*SUPPLIED MATERIAL*
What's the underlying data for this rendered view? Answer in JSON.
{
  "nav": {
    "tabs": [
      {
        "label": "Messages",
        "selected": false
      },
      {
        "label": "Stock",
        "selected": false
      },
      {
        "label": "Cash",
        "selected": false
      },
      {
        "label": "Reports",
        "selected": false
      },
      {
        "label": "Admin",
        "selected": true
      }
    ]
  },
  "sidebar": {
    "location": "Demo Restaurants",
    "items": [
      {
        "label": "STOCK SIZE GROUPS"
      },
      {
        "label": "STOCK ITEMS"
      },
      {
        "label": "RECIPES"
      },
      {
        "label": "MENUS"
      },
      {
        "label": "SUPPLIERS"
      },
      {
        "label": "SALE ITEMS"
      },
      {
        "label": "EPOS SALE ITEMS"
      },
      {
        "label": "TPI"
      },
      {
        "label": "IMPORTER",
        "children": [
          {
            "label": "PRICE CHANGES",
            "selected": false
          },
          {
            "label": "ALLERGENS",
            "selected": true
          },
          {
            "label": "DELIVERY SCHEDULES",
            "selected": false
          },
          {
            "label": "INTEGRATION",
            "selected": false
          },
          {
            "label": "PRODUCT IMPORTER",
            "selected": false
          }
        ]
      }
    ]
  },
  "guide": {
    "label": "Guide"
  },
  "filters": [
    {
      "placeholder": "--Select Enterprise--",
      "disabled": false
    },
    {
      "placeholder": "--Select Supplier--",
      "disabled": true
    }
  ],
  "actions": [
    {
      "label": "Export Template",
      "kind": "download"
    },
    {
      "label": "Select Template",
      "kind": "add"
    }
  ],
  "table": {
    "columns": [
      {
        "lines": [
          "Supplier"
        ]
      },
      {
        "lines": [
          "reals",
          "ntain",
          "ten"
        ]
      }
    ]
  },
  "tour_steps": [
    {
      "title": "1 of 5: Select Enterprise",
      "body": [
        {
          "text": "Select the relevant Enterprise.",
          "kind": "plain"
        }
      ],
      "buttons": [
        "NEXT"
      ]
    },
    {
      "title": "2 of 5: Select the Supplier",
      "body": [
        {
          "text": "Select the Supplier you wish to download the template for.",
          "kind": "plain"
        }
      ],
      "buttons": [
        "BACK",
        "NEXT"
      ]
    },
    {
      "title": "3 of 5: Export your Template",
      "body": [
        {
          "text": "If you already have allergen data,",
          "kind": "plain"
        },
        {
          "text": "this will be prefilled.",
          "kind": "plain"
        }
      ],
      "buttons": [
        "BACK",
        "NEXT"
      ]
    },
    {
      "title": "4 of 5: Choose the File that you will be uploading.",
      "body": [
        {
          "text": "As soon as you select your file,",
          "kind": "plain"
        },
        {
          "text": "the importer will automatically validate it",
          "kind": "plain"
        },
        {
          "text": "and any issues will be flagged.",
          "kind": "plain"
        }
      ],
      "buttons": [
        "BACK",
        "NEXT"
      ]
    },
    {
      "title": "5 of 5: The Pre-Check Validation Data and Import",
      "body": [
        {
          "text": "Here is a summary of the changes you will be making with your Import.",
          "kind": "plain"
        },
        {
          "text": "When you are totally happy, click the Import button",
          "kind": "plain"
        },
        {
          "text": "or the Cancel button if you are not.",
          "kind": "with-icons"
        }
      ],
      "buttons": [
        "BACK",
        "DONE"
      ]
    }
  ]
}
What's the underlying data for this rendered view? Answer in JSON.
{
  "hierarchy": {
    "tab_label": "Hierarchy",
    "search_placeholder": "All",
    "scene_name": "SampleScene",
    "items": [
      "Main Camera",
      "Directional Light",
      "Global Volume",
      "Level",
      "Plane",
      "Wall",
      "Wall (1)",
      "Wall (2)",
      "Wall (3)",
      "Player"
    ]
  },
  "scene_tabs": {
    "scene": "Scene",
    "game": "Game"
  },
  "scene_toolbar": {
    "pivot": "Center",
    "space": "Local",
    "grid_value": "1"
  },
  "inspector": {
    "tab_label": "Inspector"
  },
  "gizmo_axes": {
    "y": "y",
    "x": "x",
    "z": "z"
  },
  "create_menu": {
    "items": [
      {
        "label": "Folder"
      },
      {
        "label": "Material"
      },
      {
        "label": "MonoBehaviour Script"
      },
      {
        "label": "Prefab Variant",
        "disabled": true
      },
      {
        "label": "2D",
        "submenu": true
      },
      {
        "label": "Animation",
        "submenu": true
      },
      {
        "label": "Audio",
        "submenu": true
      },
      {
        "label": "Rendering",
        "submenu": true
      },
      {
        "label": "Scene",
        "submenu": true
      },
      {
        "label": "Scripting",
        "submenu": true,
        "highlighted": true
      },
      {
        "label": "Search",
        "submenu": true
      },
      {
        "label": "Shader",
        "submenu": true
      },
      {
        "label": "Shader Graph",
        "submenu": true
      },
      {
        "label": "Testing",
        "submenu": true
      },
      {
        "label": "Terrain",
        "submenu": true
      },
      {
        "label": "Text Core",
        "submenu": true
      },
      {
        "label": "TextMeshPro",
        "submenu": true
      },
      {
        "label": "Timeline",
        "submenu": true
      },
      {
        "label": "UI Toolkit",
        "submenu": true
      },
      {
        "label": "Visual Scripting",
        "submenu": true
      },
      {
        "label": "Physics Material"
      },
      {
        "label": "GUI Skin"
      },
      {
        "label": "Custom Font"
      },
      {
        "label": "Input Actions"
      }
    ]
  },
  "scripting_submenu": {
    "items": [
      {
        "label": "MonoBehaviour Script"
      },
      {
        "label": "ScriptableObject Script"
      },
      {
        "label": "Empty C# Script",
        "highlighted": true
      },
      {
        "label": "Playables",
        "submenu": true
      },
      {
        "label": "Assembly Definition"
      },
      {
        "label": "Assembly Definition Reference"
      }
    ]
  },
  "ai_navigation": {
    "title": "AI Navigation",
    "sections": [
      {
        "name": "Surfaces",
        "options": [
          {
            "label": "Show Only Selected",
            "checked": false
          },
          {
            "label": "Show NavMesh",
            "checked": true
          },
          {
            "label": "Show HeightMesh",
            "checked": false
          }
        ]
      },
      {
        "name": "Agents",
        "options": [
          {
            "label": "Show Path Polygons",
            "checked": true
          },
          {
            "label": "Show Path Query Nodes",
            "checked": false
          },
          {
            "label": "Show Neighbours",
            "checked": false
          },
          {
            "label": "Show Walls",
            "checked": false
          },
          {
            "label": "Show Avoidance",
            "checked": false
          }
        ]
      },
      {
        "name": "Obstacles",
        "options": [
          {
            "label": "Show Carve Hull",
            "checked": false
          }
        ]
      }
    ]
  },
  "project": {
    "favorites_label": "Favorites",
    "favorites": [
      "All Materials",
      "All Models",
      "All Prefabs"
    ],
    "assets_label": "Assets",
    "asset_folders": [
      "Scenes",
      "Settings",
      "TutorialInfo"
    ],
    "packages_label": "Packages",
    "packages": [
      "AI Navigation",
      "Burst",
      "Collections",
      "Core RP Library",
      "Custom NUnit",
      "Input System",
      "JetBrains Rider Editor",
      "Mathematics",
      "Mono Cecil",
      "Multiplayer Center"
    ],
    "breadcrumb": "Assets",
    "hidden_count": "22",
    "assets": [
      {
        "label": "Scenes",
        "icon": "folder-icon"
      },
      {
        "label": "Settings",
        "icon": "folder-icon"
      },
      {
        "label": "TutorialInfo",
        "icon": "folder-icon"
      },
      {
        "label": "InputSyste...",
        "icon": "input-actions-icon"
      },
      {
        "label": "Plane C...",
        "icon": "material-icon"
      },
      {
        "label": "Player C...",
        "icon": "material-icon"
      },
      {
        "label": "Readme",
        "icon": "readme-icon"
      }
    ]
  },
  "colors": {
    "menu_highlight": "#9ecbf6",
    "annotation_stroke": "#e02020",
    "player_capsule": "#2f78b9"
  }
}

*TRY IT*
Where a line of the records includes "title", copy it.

*WRITTEN RESPONSE*
      "title": "1 of 5: Select Enterprise",
      "title": "2 of 5: Select the Supplier",
      "title": "3 of 5: Export your Template",
      "title": "4 of 5: Choose the File that you will be uploading.",
      "title": "5 of 5: The Pre-Check Validation Data and Import",
    "title": "AI Navigation",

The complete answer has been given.